═════ RECORDS

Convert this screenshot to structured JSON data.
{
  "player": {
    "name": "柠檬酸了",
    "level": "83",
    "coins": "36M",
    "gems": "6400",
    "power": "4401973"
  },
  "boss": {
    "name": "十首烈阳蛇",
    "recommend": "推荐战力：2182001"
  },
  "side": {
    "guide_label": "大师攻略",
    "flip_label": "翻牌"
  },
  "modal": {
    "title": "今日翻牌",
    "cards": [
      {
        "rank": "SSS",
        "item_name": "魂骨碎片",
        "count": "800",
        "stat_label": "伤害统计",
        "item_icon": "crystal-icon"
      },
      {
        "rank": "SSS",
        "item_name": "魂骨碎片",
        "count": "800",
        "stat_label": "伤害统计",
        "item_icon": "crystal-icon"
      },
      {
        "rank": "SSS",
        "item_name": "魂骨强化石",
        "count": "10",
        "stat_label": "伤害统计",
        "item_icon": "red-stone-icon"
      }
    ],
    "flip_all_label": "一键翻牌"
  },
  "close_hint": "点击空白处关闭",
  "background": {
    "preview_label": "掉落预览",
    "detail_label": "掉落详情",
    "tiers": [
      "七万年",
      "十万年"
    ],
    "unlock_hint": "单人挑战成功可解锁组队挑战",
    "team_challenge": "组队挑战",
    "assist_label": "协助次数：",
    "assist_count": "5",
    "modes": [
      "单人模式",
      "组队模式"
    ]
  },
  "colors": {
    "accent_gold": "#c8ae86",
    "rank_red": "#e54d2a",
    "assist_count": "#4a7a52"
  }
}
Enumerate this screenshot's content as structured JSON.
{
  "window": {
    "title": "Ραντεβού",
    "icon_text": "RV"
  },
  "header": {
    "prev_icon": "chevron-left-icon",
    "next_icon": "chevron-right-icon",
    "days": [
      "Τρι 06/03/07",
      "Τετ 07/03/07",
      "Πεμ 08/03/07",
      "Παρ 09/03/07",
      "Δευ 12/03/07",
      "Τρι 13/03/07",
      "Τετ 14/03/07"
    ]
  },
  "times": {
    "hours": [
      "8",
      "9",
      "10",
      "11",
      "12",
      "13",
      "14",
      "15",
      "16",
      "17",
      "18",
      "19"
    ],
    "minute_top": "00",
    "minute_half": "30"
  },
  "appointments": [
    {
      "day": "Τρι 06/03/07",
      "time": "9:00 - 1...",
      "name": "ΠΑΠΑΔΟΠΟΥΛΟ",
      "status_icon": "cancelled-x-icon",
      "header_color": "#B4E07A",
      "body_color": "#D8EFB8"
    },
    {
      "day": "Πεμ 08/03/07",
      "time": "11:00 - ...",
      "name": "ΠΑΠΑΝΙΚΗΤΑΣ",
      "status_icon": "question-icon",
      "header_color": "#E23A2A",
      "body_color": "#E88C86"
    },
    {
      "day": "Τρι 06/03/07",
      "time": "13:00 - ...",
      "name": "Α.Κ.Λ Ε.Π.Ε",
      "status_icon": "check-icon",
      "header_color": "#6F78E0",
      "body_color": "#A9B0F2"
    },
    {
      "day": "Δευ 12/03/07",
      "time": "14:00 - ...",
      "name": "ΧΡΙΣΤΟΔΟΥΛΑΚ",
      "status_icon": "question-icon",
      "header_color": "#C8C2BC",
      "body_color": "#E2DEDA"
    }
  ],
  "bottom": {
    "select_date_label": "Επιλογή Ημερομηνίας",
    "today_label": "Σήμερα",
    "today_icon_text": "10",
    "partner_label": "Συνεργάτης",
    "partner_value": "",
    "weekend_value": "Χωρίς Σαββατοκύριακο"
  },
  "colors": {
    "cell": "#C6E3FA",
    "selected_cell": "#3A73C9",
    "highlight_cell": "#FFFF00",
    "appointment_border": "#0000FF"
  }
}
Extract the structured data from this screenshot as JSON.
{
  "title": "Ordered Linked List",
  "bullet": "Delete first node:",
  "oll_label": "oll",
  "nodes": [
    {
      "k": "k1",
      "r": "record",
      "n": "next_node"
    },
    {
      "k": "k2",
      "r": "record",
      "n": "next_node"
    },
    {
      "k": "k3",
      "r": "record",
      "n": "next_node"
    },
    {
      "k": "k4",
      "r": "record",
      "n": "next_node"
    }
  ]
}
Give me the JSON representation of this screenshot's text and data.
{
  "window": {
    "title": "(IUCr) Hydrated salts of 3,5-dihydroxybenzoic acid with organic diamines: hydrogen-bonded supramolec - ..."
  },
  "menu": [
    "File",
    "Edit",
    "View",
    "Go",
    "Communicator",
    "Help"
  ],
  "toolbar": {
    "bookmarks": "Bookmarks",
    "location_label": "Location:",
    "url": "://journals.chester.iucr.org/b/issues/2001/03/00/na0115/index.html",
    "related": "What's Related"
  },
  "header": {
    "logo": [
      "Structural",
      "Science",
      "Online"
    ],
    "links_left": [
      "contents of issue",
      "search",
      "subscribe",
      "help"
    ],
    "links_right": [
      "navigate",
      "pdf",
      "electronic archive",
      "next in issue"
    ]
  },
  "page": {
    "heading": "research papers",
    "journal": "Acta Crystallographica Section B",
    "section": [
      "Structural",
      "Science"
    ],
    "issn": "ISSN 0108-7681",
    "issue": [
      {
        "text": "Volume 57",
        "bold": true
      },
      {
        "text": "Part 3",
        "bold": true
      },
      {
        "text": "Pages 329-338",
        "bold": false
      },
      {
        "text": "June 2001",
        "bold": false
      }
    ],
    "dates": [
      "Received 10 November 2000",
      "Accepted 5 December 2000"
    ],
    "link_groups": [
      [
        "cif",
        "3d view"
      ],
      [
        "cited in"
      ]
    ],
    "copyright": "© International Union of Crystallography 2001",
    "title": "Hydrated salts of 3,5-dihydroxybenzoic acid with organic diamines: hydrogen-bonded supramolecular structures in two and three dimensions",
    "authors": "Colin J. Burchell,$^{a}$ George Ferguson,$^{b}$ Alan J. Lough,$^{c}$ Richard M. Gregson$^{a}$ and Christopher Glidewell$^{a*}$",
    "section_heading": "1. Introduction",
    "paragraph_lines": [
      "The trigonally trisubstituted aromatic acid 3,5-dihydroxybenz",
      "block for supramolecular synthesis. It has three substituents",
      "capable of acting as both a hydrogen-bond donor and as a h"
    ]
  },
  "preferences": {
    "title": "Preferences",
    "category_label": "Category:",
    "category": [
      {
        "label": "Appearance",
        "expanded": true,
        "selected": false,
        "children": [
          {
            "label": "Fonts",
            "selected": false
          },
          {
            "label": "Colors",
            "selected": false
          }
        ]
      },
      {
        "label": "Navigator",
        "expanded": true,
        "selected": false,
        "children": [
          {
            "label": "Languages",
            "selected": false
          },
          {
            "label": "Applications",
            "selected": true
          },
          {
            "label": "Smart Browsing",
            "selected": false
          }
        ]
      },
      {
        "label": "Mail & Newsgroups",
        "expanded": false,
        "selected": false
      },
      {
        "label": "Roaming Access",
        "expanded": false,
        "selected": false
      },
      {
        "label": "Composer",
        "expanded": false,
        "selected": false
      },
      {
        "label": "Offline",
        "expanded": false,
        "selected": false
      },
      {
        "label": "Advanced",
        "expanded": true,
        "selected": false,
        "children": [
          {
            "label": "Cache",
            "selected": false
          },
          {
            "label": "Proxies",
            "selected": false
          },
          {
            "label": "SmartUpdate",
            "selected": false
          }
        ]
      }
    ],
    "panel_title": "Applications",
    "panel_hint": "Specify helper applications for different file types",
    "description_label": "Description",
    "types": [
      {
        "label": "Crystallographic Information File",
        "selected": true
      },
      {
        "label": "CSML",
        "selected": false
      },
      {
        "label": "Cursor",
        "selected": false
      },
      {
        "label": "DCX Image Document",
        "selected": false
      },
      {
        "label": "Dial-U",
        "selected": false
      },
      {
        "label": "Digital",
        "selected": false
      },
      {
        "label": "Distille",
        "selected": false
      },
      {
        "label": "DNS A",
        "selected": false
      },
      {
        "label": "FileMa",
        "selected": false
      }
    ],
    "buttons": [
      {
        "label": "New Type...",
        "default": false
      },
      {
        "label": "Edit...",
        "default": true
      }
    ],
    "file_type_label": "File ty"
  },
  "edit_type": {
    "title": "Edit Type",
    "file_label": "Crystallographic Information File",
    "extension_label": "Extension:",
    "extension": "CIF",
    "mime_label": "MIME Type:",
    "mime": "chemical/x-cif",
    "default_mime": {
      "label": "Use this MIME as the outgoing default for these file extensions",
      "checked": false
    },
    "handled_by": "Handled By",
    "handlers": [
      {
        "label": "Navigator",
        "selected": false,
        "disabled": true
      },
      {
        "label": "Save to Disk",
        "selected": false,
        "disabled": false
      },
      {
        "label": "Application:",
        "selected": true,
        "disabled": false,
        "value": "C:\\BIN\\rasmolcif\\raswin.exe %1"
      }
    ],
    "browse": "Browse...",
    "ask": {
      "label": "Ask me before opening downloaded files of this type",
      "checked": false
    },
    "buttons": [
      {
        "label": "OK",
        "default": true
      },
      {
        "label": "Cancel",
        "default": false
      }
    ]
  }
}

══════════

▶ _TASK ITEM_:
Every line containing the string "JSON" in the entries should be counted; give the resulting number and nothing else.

▶ _RESULT OF THIS TASK_:
4